====== Source data
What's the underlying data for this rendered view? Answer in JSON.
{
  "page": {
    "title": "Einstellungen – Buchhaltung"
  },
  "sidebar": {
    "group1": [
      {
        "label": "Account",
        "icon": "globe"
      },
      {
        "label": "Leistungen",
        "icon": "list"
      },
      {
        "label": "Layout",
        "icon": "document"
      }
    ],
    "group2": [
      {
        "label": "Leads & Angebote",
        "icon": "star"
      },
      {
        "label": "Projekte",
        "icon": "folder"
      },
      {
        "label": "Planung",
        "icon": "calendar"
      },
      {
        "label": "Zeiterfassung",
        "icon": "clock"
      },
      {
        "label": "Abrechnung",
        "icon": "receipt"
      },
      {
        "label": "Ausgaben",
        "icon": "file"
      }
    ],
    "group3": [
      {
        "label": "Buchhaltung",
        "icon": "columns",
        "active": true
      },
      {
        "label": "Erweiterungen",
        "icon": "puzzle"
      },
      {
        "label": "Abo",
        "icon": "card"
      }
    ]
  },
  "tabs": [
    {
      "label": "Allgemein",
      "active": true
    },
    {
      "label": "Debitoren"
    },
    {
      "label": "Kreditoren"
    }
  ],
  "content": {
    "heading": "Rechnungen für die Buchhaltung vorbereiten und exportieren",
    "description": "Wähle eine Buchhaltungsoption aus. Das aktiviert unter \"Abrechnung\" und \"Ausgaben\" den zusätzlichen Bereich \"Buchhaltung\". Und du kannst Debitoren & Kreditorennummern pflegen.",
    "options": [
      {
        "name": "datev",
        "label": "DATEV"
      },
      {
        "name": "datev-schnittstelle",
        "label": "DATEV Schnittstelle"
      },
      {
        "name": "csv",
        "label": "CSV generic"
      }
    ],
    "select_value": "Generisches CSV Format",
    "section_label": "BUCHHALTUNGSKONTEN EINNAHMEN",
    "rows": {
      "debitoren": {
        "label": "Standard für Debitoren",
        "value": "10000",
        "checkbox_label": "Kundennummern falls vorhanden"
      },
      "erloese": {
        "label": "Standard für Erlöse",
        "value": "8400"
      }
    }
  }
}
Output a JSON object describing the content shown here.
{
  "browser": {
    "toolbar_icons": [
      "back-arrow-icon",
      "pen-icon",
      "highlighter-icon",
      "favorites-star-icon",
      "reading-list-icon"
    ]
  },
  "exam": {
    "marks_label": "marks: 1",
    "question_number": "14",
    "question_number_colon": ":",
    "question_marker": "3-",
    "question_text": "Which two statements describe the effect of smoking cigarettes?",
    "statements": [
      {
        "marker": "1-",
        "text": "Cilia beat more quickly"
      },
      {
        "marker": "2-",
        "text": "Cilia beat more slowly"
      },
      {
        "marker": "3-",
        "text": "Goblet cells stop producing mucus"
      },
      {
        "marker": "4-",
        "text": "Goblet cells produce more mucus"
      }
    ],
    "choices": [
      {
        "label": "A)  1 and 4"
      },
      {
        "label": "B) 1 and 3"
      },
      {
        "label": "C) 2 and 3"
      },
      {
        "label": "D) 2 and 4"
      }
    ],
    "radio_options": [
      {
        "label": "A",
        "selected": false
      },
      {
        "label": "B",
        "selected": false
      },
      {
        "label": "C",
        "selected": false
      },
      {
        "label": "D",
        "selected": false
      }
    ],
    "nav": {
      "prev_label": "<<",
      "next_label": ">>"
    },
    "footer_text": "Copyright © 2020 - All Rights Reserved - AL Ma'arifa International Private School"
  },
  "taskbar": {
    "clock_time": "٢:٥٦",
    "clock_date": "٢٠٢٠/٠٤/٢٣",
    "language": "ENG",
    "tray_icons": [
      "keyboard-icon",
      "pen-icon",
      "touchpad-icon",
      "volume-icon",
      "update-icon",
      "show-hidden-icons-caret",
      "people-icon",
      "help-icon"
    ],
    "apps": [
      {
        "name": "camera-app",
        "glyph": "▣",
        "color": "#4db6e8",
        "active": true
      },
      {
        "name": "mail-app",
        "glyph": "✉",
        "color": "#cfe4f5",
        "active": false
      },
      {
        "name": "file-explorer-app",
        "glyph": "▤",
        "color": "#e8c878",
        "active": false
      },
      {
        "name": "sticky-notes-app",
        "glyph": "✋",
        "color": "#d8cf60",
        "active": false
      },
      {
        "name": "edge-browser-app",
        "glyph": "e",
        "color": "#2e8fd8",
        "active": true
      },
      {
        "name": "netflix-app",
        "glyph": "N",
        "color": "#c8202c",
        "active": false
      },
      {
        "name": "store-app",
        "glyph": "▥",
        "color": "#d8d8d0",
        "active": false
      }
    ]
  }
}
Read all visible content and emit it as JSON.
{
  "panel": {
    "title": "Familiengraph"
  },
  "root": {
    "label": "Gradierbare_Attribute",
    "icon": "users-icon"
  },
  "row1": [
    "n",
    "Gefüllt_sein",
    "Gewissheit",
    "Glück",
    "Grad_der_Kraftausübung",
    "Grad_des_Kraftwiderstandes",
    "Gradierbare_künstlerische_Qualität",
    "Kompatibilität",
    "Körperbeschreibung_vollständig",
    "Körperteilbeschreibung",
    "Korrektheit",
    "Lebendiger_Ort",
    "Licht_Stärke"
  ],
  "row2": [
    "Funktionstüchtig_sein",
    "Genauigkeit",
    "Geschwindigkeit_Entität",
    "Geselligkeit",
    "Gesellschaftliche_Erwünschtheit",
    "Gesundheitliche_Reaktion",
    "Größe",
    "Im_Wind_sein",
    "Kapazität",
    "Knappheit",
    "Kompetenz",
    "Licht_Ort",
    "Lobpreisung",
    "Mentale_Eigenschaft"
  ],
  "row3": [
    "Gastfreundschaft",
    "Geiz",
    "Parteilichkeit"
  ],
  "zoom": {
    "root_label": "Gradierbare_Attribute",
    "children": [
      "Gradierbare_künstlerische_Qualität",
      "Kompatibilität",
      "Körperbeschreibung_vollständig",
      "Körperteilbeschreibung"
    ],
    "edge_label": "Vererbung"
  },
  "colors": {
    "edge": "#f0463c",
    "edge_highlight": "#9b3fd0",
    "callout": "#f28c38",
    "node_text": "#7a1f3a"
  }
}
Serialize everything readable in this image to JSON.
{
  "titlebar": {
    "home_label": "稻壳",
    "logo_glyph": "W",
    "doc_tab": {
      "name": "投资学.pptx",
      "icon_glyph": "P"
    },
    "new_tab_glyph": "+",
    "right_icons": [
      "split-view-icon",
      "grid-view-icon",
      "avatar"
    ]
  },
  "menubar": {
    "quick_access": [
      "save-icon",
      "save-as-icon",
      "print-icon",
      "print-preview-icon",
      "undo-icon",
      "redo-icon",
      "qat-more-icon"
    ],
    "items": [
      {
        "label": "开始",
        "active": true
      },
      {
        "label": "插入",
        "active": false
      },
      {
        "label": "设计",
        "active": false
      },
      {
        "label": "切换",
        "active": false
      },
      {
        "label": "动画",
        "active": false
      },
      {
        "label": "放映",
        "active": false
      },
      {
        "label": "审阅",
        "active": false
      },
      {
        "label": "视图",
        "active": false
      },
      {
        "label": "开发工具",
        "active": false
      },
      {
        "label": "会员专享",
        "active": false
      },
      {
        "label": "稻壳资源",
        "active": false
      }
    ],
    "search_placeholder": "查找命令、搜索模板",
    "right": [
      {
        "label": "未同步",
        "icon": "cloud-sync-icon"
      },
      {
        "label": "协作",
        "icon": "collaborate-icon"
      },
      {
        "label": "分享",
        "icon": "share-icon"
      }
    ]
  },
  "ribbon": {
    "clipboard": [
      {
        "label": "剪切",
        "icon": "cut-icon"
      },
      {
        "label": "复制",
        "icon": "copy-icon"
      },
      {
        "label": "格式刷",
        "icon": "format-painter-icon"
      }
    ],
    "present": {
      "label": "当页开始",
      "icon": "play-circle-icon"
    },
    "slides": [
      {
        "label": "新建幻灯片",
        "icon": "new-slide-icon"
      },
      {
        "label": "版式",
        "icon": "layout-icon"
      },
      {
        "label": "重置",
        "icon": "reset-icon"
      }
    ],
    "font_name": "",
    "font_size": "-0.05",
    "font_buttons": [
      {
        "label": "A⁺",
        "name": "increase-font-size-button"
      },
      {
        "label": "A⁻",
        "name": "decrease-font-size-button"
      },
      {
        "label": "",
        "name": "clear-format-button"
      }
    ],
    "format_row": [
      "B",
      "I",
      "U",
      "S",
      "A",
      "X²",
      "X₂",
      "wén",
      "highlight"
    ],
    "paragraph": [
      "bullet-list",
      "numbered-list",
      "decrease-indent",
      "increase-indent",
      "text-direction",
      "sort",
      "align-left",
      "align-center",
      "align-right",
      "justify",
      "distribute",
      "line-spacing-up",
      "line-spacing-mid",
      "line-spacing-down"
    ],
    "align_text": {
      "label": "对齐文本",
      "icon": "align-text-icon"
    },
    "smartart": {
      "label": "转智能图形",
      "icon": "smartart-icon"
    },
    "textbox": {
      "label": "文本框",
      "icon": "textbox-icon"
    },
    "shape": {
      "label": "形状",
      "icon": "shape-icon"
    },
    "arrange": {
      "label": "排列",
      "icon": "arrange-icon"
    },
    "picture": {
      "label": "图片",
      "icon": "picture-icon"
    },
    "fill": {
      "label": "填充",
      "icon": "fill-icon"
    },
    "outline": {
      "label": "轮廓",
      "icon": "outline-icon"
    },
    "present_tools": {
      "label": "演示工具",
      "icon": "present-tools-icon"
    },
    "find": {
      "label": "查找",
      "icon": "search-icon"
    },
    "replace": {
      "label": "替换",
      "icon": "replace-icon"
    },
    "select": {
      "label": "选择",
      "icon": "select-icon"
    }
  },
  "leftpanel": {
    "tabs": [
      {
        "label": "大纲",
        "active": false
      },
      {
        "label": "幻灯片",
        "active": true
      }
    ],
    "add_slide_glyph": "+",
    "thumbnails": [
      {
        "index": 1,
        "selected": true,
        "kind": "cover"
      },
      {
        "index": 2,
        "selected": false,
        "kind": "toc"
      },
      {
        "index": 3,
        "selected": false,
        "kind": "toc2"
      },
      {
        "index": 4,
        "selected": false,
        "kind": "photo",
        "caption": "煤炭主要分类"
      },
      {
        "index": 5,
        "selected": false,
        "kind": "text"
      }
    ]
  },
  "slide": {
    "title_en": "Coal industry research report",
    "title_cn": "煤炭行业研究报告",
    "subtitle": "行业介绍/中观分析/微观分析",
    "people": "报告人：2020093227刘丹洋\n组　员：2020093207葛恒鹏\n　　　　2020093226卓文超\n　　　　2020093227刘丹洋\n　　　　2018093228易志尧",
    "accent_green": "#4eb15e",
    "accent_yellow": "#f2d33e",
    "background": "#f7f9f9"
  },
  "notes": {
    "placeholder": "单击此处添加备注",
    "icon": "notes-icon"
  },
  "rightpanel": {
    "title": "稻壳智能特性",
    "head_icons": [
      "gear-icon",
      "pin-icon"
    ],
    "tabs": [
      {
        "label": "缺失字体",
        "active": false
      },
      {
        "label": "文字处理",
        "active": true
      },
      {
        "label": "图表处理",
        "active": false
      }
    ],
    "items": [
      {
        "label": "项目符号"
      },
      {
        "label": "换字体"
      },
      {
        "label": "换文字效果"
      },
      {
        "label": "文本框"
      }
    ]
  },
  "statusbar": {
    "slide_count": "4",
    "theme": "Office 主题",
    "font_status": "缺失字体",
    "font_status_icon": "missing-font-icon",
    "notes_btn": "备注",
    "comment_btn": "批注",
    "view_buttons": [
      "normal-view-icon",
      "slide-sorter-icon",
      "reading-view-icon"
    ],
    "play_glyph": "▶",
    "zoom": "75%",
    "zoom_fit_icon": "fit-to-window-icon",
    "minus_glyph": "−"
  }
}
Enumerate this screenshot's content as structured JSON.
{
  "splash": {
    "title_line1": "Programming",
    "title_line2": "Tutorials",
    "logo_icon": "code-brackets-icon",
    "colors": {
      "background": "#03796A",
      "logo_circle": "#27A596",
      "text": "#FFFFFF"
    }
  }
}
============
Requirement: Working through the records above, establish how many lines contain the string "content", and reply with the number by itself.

Final answer: 4